# [DIRECTIONS]
Take every line from the data that has the word "date" in it.

----- DATASET -----

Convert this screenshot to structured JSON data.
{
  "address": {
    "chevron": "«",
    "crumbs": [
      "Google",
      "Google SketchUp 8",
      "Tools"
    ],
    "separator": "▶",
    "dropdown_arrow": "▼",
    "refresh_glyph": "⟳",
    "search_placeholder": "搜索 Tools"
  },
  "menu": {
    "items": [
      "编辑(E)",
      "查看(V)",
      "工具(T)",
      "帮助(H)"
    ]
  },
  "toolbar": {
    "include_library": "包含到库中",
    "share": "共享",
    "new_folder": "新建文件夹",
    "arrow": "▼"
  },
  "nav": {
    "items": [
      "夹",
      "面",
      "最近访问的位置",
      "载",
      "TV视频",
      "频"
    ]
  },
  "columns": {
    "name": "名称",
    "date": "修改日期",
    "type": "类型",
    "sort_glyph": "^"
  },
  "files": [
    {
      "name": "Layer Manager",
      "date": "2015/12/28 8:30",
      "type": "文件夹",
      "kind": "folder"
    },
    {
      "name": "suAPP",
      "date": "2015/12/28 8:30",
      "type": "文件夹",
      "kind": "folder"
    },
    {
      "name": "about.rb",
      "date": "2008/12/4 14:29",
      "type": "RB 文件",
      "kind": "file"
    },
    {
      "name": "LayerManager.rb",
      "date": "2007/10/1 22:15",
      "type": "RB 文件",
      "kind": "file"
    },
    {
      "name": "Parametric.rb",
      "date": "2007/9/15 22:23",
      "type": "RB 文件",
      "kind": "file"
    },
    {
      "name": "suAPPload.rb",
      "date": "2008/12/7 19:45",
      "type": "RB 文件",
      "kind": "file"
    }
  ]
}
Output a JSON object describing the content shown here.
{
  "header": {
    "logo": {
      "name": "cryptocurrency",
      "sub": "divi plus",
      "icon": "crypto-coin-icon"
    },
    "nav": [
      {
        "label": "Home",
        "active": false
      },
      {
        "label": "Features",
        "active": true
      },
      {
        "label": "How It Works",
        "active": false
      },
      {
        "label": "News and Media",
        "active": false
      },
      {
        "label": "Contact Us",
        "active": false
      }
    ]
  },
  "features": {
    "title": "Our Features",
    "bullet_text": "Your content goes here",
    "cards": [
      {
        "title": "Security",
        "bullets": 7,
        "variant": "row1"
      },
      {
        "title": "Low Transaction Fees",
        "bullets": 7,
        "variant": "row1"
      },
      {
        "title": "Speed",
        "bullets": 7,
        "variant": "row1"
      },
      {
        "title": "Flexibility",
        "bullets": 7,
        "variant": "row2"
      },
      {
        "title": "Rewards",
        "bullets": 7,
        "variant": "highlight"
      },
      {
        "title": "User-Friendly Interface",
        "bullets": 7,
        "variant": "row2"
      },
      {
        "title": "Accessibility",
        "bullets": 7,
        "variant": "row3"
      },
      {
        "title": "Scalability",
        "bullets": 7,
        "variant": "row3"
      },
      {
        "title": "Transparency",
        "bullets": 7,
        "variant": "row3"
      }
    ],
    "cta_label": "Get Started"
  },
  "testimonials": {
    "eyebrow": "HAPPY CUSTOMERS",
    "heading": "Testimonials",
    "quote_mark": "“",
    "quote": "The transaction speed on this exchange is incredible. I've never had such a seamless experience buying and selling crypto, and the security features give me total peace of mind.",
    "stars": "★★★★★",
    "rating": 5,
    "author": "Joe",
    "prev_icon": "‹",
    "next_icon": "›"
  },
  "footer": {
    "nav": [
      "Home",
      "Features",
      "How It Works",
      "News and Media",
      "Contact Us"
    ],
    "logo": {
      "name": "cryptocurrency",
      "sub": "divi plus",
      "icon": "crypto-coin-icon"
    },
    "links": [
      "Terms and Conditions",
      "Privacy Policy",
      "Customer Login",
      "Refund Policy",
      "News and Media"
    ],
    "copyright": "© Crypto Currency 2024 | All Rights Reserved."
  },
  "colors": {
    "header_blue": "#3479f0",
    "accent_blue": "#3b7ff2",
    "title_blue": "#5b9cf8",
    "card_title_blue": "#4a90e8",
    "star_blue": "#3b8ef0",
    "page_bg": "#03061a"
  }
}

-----

# [REPLY]
    "date": "修改日期",
      "date": "2015/12/28 8:30",
      "date": "2015/12/28 8:30",
      "date": "2008/12/4 14:29",
      "date": "2007/10/1 22:15",
      "date": "2007/9/15 22:23",
      "date": "2008/12/7 19:45",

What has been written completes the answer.